(Items listed in a dataset)

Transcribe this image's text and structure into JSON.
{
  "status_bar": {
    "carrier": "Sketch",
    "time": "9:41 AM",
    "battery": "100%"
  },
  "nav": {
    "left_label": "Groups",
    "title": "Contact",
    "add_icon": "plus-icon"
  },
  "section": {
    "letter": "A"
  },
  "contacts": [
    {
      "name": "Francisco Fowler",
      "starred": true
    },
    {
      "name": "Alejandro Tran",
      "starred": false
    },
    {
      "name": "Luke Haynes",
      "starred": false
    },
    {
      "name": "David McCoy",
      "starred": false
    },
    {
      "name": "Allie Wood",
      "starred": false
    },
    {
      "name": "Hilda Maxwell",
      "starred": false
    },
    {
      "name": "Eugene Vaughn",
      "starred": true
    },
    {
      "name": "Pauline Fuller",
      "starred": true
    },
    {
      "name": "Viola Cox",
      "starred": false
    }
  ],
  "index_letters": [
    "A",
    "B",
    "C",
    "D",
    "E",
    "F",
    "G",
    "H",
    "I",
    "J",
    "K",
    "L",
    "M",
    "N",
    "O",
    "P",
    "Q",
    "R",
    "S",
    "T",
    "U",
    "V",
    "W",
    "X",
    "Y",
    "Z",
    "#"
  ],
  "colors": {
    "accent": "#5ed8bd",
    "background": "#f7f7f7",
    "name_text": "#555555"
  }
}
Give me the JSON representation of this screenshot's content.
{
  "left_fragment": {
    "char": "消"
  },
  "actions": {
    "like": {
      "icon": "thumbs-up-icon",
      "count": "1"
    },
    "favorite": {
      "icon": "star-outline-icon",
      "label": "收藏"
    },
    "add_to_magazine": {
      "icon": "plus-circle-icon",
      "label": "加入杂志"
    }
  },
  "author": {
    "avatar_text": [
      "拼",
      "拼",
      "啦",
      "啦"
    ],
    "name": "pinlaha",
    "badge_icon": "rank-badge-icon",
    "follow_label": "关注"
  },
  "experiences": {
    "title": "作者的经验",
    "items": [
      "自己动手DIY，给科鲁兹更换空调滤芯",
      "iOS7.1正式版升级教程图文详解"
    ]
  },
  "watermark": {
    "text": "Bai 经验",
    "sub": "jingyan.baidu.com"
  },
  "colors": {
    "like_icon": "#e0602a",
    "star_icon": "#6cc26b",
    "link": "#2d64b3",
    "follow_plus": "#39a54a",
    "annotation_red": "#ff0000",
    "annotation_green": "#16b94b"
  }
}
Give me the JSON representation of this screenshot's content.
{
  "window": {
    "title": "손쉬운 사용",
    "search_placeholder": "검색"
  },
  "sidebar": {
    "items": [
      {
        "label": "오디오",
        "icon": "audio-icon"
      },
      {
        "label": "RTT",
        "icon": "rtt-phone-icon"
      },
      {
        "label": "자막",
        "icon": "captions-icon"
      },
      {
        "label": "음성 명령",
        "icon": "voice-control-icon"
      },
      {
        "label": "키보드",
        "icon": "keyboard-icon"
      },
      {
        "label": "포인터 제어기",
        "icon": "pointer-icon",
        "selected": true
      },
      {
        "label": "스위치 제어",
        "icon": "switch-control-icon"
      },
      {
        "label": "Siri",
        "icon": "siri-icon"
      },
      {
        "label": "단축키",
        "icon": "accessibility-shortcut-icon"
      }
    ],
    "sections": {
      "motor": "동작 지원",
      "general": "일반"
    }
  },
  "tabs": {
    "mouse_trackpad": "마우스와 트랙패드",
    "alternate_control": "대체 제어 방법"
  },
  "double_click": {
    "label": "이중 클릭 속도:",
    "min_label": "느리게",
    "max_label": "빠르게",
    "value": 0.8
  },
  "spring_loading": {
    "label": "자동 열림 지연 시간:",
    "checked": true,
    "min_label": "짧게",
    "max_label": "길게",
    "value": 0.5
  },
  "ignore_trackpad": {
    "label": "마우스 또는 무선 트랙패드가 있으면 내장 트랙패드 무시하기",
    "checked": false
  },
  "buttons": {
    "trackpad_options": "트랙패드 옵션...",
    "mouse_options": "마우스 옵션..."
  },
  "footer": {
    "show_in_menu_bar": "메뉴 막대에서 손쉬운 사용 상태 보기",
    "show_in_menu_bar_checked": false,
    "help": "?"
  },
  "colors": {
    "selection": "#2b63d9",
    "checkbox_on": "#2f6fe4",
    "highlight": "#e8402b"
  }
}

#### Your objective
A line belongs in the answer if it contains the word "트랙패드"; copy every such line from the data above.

#### Written response
    "mouse_trackpad": "마우스와 트랙패드",
    "label": "마우스 또는 무선 트랙패드가 있으면 내장 트랙패드 무시하기",
    "trackpad_options": "트랙패드 옵션...",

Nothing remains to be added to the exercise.